Possible Future Food Safety Solutions for Minimally Processed Produce
The researchers pose possible future solutions for ensuring the food safety and extending the shelf life of minimally processed produce, specifically natural disinfectants and smart packaging. As consumer preferences shift toward natural and minimally processed products with fewer chemical additives and extended shelf life, the use of synthetic antimicrobials is becoming more restricted due to potential toxicity concerns. Natural antibacterial compounds have emerged as a promising alternative, such as acetic acid, ascorbic acid, lactic acid, essential oils, cheese whey, and others.
Additionally, smart packaging, which integrates active and intelligent features to enhance food safety and quality, may use bioactive compounds such as essential oils in package coating, nanoencapsulation, and synergistic pairings with other antibacterial agents. Moreover, using materials with smart packaging properties, such as being impermeable to oxygen, light, moisture, and certain gases, contributes to minimizing spoilage by reducing microbial activity, with nanocomposite materials providing added resistance.
Overall, research on alternative disinfectants, innovative food processing models, and emerging topics like the microbiome hold significant importance and should be integrated into future food safety assessments. Ultimately, the researchers believe that the future of food safety in fresh produce hinges on holistic approaches that prioritize both health and safety, to deliver natural and wholesome food products.
Minimally Processed Produce in a One Health Context
The researchers emphasize that, in the era of globalization, food supply chains traverse multiple national borders, leading to the internationalization and amplification of health risks, and conventional approaches to food safety are rendered inadequate as food systems become more complex. Globalization has made food supply chains more complicated, which highlights the need for a comprehensive strategy to stop the spread of antibiotic resistance (AMR) and microbial pathogens in processed foods. This shared responsibility acknowledges the interdependence of the entire food chain, from farm-to-fork.
The food industry faces difficulties as a result of a complex global food system, such as lengthier supply chains that result in longer transit times and quality risks. The researchers stress that, to address rising food safety problems more comprehensively, foodborne illness outbreaks should be investigated cooperatively by the environmental, animal, and human health sectors, with a focus on One Health principles.
The One Health approach acknowledges the interconnectedness of health systems and emphasizes cross-sectoral collaboration. The lack of collaboration across the complete food production chain has hindered the identification of contamination sources and critical stages in the supply chain.

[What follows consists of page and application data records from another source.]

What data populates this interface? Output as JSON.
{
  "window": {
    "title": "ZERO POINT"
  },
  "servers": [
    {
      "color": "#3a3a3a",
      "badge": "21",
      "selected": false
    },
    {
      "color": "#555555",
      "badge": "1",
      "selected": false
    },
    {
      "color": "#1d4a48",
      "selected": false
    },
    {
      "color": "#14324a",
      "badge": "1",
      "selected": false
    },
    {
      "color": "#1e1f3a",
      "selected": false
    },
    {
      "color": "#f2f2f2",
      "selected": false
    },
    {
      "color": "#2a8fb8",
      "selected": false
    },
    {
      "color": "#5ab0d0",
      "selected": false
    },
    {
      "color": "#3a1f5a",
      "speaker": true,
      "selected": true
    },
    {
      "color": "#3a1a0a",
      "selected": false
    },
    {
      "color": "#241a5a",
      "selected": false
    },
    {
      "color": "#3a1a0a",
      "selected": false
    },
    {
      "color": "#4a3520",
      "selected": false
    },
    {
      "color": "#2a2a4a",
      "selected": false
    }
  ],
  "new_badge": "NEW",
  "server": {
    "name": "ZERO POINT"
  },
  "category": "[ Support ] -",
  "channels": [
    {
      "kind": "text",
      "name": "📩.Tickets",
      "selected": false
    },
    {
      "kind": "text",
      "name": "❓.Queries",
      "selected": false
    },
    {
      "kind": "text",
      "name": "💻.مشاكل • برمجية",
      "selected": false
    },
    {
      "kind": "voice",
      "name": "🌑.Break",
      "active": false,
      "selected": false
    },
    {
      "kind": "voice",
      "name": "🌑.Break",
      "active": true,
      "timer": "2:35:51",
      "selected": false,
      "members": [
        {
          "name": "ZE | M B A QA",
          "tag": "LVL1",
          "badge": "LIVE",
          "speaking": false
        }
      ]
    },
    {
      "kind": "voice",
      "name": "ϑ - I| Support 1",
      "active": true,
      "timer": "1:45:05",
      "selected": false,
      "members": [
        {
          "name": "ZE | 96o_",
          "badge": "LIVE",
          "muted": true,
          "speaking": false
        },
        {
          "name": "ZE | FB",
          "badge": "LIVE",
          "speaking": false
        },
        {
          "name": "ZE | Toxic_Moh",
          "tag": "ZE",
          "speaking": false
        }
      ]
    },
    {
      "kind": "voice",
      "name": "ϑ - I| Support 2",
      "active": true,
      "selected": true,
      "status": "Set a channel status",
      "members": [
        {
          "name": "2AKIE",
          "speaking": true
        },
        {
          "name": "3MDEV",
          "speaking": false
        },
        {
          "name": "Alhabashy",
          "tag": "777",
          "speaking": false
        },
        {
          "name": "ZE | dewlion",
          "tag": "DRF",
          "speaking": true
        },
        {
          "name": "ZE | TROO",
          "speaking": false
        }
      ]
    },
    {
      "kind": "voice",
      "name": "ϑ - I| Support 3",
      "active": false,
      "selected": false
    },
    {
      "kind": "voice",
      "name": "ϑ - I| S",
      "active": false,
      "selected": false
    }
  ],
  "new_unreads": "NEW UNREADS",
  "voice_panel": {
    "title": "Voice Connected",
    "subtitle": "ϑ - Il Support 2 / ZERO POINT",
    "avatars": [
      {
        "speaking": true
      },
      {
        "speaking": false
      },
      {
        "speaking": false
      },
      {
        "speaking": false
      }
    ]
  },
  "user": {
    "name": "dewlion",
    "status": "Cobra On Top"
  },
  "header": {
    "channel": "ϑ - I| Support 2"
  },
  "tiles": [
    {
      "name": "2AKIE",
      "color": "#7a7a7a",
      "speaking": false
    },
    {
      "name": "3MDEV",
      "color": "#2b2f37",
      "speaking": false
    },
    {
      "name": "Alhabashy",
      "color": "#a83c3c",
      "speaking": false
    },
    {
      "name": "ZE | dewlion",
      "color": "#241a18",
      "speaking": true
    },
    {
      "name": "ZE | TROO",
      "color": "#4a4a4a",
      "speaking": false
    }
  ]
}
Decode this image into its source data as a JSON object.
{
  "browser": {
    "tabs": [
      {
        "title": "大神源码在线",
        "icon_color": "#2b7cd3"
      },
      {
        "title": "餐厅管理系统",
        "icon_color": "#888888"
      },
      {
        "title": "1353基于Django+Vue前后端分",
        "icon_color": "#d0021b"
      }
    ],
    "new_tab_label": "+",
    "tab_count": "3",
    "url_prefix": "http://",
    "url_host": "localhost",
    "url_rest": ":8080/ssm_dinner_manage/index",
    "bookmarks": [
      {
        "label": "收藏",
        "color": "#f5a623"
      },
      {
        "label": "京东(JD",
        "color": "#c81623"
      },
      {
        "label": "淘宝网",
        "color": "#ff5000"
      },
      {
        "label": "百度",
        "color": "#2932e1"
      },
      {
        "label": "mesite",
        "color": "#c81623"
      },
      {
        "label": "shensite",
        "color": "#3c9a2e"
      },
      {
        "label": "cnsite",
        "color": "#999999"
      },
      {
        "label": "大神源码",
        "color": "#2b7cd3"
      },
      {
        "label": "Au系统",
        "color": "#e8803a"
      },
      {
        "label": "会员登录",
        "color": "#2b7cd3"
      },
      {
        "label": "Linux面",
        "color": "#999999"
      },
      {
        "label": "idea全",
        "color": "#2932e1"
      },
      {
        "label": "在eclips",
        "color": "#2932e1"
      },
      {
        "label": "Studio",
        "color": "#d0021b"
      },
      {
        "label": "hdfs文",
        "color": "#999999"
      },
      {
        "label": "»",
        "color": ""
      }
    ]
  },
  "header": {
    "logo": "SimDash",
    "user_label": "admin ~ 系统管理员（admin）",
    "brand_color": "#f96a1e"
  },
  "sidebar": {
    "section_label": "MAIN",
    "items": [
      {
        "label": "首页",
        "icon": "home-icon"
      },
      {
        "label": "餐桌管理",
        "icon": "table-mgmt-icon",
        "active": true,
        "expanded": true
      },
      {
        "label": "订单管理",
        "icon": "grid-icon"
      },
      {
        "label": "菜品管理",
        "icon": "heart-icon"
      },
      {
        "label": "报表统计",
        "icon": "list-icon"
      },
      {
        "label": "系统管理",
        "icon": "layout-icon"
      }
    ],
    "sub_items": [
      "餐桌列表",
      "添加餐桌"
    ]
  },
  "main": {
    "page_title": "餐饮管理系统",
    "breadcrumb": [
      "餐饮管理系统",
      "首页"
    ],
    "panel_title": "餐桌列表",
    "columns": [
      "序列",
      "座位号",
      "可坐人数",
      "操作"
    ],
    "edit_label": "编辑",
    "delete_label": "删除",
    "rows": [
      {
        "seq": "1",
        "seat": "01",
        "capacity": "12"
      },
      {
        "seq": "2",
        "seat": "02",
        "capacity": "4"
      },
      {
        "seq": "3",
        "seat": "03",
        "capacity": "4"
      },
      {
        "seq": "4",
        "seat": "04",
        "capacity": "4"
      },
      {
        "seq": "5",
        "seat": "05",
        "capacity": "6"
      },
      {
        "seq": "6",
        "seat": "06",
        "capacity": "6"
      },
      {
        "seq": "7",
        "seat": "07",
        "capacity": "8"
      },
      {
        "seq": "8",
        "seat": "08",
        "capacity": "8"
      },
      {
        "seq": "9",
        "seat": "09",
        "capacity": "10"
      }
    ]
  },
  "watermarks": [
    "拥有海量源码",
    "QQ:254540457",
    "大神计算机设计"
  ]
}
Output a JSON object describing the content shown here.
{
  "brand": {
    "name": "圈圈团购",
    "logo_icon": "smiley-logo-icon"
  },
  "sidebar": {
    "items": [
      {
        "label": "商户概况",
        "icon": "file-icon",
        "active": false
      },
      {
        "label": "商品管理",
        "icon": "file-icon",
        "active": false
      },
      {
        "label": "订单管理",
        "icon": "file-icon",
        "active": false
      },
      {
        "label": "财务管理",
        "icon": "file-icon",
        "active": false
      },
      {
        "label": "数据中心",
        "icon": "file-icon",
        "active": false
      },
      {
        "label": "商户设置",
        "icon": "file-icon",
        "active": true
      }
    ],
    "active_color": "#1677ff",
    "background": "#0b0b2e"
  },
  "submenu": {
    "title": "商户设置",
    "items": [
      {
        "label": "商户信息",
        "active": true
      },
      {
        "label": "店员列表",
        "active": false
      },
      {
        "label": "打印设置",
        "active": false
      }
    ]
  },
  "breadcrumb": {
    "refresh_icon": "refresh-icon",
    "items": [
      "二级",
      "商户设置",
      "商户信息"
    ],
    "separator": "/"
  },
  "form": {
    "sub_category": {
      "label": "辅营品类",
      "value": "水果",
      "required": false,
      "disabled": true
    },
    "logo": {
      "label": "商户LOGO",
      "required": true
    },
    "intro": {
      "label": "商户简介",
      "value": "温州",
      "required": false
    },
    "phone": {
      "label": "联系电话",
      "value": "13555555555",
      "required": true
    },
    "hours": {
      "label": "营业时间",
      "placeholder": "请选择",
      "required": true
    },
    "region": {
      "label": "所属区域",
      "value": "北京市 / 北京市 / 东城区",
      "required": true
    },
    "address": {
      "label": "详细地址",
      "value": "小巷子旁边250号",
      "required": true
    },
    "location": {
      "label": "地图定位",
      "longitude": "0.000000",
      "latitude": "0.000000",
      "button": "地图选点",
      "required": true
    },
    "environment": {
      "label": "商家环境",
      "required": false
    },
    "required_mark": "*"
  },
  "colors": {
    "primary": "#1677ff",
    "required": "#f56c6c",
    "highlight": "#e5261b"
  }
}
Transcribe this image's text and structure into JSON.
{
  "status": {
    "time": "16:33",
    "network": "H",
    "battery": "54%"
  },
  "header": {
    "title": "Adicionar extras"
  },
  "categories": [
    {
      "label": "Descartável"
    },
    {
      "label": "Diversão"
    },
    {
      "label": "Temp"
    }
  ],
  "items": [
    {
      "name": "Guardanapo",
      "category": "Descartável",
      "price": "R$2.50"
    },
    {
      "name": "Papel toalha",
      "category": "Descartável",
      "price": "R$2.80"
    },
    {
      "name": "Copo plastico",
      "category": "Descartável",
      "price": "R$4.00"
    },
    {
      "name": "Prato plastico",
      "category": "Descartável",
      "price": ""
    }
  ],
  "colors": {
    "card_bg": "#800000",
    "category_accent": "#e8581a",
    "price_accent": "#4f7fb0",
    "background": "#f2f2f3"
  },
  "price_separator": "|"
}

Bridging farm-to-fork through a One Health approach, especially by leveraging genomics, should be pursued to address this gap by comprehensively linking animal, food, environment, and human aspects in food production chains.